Other types of homotopy algebras

Similar notions of algebra up to homotopy exist for other types of algebras, e.g. for Lie algebras [4,5]. For a modern textbook introduction to the subject, see [6].

References

  1. . The cohomology structure of an associative ring. In: Annals of Mathematics 78:2 (), pp. 267–288. DOI

  2. . On the cohomology groups of an associative algebra. In: Annals of Mathematics 46:1 (), pp. 58–67. DOI

  3. . On the homology theory of fibre spaces. In: Russian Mathematical Surveys 35:3 (), pp. 231–238. DOI arXiv

  4. . Strongly homotopy Lie algebras. In: Communications in Algebra 23:6 (), pp. 2147–2161. DOI arXiv

  5. . Introduction to sh Lie algebras for physicists. In: International Journal of Theoretical Physics 32:7 (), pp. 1087–1103. DOI arXiv

  6. . Algebraic Operads. Grundlehren der Mathematischen Wissenschaften 346. Springer, . WWW DOI PDF

  7. . Some higher order cohomology operations. In: Symposium internacional de topologĂ­a algebraica (), pp. 145–154. PDF

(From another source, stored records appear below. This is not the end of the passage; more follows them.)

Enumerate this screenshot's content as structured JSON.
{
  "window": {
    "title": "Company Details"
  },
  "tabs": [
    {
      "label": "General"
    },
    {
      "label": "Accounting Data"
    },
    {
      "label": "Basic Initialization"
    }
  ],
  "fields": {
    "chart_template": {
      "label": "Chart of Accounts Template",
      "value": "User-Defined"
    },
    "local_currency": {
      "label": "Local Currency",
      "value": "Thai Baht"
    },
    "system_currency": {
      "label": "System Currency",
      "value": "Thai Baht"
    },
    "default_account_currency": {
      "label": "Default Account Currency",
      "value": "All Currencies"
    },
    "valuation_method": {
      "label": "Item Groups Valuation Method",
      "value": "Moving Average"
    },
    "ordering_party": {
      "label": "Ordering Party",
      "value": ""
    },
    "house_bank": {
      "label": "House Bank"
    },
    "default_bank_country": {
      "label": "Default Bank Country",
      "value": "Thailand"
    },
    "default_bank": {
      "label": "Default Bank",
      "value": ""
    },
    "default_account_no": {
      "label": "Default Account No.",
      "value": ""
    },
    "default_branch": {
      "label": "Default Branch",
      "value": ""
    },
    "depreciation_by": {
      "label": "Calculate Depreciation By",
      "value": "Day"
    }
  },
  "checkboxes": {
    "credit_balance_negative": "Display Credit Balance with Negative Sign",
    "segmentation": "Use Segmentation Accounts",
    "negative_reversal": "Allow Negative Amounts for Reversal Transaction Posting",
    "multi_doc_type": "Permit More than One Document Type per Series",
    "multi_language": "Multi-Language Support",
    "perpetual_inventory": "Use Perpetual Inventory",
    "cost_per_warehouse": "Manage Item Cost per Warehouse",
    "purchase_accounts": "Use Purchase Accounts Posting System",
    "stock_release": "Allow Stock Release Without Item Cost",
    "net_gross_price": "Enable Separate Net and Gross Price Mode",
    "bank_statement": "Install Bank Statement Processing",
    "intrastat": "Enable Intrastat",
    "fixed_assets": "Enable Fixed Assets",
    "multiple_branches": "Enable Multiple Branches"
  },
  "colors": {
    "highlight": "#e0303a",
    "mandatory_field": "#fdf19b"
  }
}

  8. . Homotopy associativity of H-spaces I. In: Transactions of the American Mathematical Society 108 (), pp. 275–292. DOI